Double quantum-teleportation milestone is Physics World 2015 Breakthrough of the Year


The Physics World 2015 Breakthrough of the Year goes to Jian-Wei Pan and Chaoyang Lu of the University of Science and Technology of China in Hefei, for being the first to achieve the simultaneous quantum teleportation of two inherent properties of a fundamental particle – the photon. Nine other achievements are highly commended and cover topics ranging from astronomy to medical physics

Quantum teleporters: Chaoyang Lu (left) and Jian-Wei Pan win thePhysics World 2015 Breakthrough of the Year

Synonymous with the fictional world of Star Trek, the idea of teleportation has intrigued scientists and the public alike. Reality caught up with fiction in 1993, when an international group of physicists proved theoretically that the teleportation of a quantum state is entirely possible, so long as the original state being copied is destroyed. Successfully teleporting a quantum state therefore involves making a precise measurement of a system, transmitting the information to a distant location and then reconstructing a flawless copy of the original state. As the "no cloning" theorem of quantum mechanics does not allow for a perfect copy of a quantum state to be made, it must be completely transferred from one particle onto another, such that the first particle is no longer in that state.

Complete and perfect

In other words, a complete and perfect transfer is completed when the first particle loses all of the properties that are teleported to the other.
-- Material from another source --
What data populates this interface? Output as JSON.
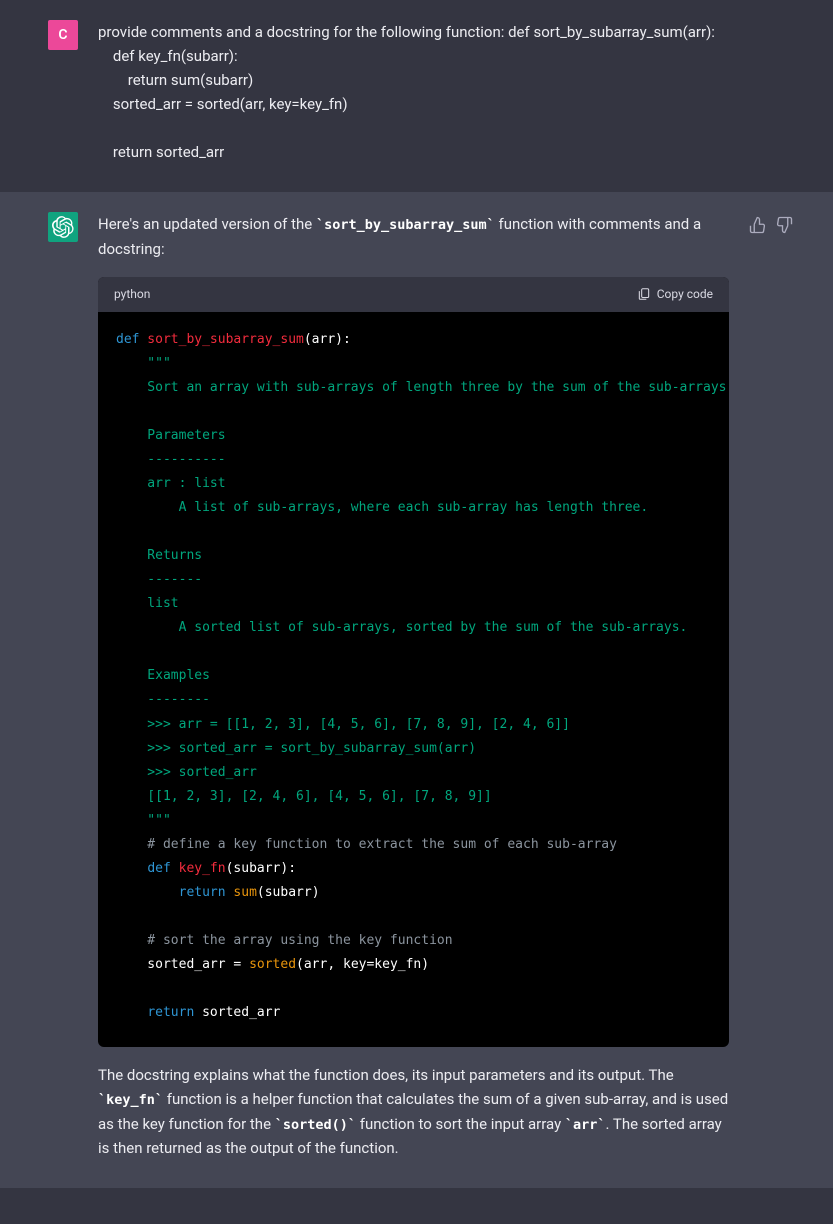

The first experimental teleportation of the spin of a photon was achieved in 1997, and since then, everything from individual states of atomic spins, coherent light fields and other entities have been transferred. But all of these experiments were limited to teleporting a single property, and scaling that up to even two properties has proved a herculean feat.

Pan and Lu's team has now simultaneously transferred a photon's spin (polarization) and its orbital angular momentum (OAM) to another photon some distance away. Teleportation experiments usually require a "quantum channel" via which the transfer actually takes place – this is normally an extra set of "entangled" photons –their states are inextricably linked so that any change made to one instantly influences the other. In this experiment, this is a "hyper-entangled" set, where the two particles are simultaneously entangled in both their spin and their OAM (see "Two quantum properties teleported together for first time").
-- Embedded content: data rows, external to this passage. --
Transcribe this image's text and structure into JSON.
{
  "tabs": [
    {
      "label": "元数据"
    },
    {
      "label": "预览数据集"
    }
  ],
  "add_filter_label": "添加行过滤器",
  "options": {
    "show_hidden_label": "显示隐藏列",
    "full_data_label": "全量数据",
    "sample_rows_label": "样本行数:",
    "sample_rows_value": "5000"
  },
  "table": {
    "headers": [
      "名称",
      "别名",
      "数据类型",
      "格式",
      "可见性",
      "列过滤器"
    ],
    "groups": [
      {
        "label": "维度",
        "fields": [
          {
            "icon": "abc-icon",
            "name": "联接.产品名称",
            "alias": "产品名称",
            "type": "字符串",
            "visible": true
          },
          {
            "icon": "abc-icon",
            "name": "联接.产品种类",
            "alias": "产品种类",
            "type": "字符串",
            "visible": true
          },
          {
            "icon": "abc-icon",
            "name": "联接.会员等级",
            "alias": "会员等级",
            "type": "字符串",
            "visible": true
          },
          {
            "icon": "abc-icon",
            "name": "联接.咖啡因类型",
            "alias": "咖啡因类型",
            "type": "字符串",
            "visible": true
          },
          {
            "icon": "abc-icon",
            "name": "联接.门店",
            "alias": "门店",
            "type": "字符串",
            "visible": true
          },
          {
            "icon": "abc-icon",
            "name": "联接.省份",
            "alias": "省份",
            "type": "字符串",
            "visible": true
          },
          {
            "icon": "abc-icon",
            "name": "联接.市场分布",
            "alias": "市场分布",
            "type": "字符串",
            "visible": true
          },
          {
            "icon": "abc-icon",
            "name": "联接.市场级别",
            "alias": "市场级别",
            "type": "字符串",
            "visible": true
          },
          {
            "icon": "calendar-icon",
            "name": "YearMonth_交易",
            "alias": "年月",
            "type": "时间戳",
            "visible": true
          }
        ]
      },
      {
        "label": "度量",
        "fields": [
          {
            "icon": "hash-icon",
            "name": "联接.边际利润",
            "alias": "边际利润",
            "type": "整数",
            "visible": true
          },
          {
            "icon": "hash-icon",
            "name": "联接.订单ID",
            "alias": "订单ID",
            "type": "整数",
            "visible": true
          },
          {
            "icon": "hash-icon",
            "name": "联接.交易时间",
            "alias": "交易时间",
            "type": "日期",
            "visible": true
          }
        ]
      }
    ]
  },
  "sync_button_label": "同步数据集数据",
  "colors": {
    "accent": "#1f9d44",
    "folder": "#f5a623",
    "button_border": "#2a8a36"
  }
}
Although it is possible to extend Pan's method to teleport more than two properties simultaneously, this becomes increasingly difficult with each added property – the likely limit is three. To do this would require the ability to experimentally control 10 photons, while the current record is eight. The team is currently working hard to change that though, and Pan says that they "hope to reach 10-photon entanglement in a few months". An alternate method that is also being developed could allow the team to double that figure to 20 within three years. "We should be able to teleport three degrees of freedom of a single photon or multiple photons soon," he adds.

The ability to teleport multiple states simultaneously is essential to fully describe a quantum particle, and is a tentative step towards teleporting anything larger than a quantum particle. Pan adds that "quantum teleportation has been recognized as a key element in the ongoing development of long-distance quantum communications that provide unbreakable security, ultrafast quantum computers and quantum networks".